What you need to do> Could you filter the data below down to the lines that hold the word "which"?

Dataset excerpts>

== Segment start ==

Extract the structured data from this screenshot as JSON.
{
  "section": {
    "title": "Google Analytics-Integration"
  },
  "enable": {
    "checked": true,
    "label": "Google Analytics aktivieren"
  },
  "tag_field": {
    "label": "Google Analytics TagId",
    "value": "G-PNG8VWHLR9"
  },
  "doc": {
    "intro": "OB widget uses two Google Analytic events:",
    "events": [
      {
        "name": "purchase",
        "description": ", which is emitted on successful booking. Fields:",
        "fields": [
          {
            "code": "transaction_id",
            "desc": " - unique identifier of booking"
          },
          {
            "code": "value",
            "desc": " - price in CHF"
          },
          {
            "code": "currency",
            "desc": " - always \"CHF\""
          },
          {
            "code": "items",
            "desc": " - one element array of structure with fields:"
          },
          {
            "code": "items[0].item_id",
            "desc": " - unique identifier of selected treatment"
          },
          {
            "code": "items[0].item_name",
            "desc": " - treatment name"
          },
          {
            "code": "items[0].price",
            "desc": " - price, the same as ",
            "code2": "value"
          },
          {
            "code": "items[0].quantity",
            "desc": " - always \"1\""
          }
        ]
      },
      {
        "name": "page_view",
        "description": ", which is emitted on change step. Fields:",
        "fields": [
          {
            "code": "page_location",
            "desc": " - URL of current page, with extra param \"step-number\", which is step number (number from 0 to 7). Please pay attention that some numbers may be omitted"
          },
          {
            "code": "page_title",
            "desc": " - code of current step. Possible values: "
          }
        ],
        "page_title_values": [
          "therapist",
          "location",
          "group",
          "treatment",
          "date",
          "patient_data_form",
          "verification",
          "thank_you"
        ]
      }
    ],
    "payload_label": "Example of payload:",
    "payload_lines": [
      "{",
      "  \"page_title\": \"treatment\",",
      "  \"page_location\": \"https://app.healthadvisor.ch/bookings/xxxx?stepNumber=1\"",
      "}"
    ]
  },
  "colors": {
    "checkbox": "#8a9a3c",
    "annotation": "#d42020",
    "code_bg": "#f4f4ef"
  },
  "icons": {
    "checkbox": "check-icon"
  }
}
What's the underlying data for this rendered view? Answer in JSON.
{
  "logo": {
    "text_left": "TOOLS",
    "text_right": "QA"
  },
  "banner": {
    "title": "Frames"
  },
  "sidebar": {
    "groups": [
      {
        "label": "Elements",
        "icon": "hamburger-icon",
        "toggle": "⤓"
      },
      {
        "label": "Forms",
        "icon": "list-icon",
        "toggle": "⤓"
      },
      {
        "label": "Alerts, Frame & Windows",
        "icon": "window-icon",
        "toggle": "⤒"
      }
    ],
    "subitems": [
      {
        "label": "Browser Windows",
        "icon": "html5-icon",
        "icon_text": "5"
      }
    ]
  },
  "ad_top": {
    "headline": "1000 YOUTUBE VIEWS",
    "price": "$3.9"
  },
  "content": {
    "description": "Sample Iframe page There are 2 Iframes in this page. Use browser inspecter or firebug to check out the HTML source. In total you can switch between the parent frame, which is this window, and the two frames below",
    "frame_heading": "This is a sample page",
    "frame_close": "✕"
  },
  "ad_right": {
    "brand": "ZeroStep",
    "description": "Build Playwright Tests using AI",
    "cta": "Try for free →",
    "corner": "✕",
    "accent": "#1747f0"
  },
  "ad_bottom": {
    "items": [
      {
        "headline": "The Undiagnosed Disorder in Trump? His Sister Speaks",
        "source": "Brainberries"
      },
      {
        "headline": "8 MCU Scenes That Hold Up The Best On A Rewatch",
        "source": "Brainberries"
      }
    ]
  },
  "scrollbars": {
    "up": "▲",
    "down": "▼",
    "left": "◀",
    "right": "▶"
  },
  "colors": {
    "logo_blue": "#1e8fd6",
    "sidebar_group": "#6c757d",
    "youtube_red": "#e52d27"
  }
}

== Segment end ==

Reply>
        "description": ", which is emitted on successful booking. Fields:",
        "description": ", which is emitted on change step. Fields:",
            "desc": " - URL of current page, with extra param \"step-number\", which is step number (number from 0 to 7). Please pay attention that some numbers may be omitted"
    "description": "Sample Iframe page There are 2 Iframes in this page. Use browser inspecter or firebug to check out the HTML source. In total you can switch between the parent frame, which is this window, and the two frames below",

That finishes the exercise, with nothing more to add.